The Washington Post reported Wednesday that Mueller, investigating Russian interference in the 2016 presidential race and possible coordination with Trump's campaign, continues to probe episodes involving Cohen. A witness who testified in front of Mueller's grand jury last week said many of the questions he faced were related to the president's fixer.

Ongoing scrutiny by Mueller means multiple pressure points for Cohen, who once said he would take a bullet for Trump. Cohen's loyalty is being tested.

ABC News was first to report Wednesday that Cohen will split from the legal team that has represented him in the business investigation, which focuses on possible bank fraud, wire fraud and campaign finance violations. Some legal observers have speculated that the move could signal that Cohen is preparing to turn on Trump and cooperate with Mueller, but The Post's Rosalind S. Helderman and Tom Hamburger reported that Cohen has not indicated to associates whether he would be willing to cut a deal.

The president and his allies seem to be taking no chances. They have a ready-made, public-relations strategy to deploy if Cohen caves. In fact, they began rolling it out weeks ago.

Trump tweeted in April that “most people will flip if the Government lets them out of trouble, even if it means lying or making up stories.”

“I don't see Michael doing that,” Trump added, but the message to voters was clear: In the event that Cohen does trade dirt on the president for leniency, don't believe anything Cohen says.

The apparent plan is to discredit Cohen by arguing that whatever compromising information he might share about Trump is a lie, concocted to please Mueller's band of witch hunters and save his own skin.

Alan Dershowitz, a retired Harvard Law School professor who defends Trump on television and serves as an informal adviser, has sought to cast doubt on the reliability of Cohen's potential testimony. Here's part of his April op-ed in the Hill:

It is doubtful that Cohen would cooperate, even if he has anything on his client. But prosecutors often try to get lawyers to “sing” against their clients — to become “canaries” — in order to save their own feathers. Some flipped witnesses will tell prosecutors anything they want to hear in order to earn a “get out of jail free card.” They know that the “better” their story, the more leniency they will earn.
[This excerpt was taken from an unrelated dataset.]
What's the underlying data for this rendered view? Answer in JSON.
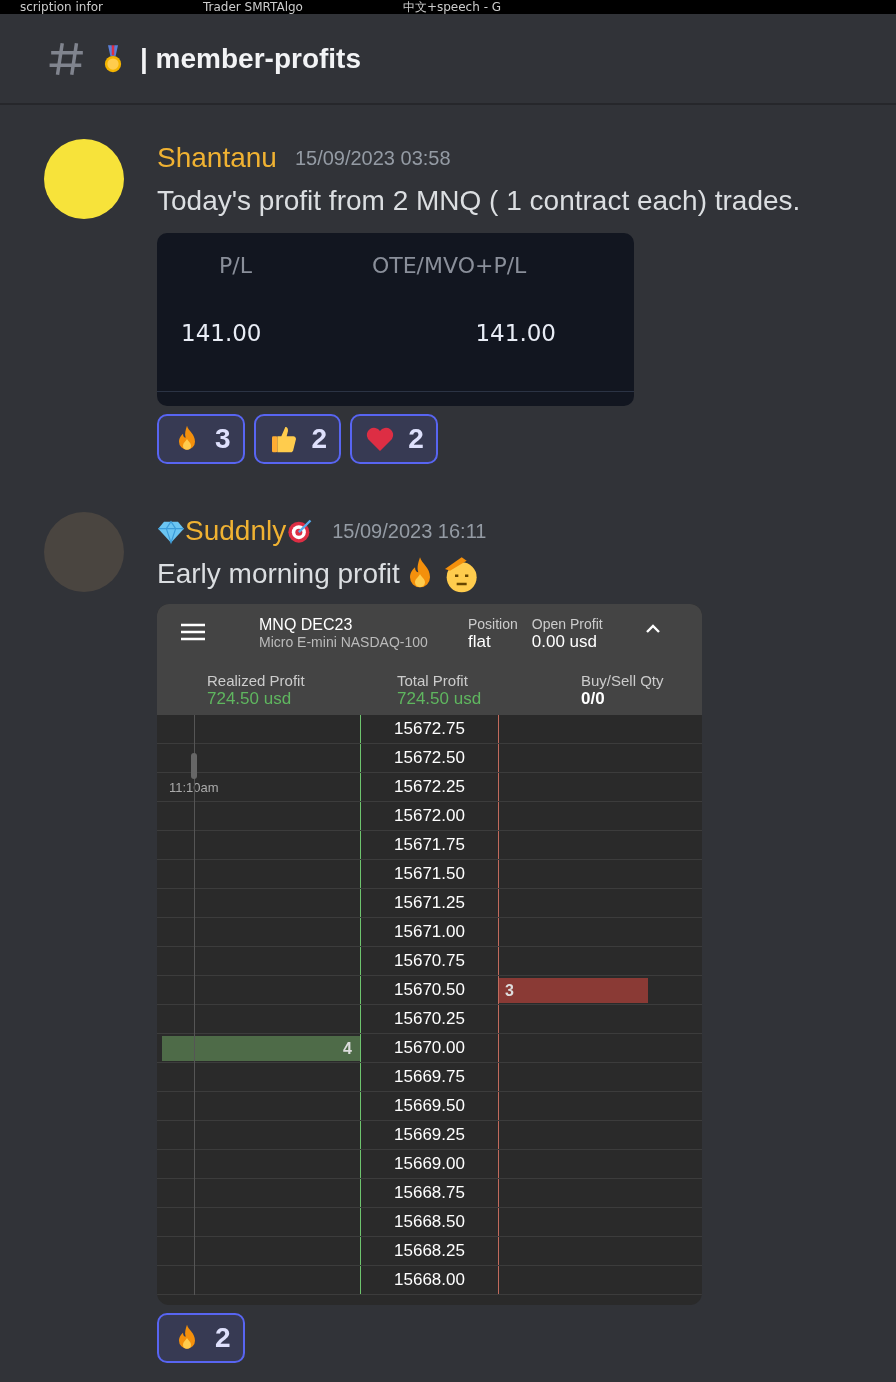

So, in addition to singing, they “compose” by making up incriminating details.

I have seen this on many occasions.

Also in April, the National Enquirer took aim at Cohen's credibility by publishing a cover headline that read, “TRUMP FIXER'S SECRETS & LIES!”

Enquirer publisher David Pecker is a friend of Trump who has talked openly about trying to protect the president through his tabloid's coverage.

When CNN asked Cohen whether the Enquirer story was designed to send a message, Cohen replied, “What do you think?”

Though Trump has projected confidence that Cohen will remain loyal, the president and his backers are prepared to make the case that Cohen is a traitor and fabricator who will say anything to stay out of jail.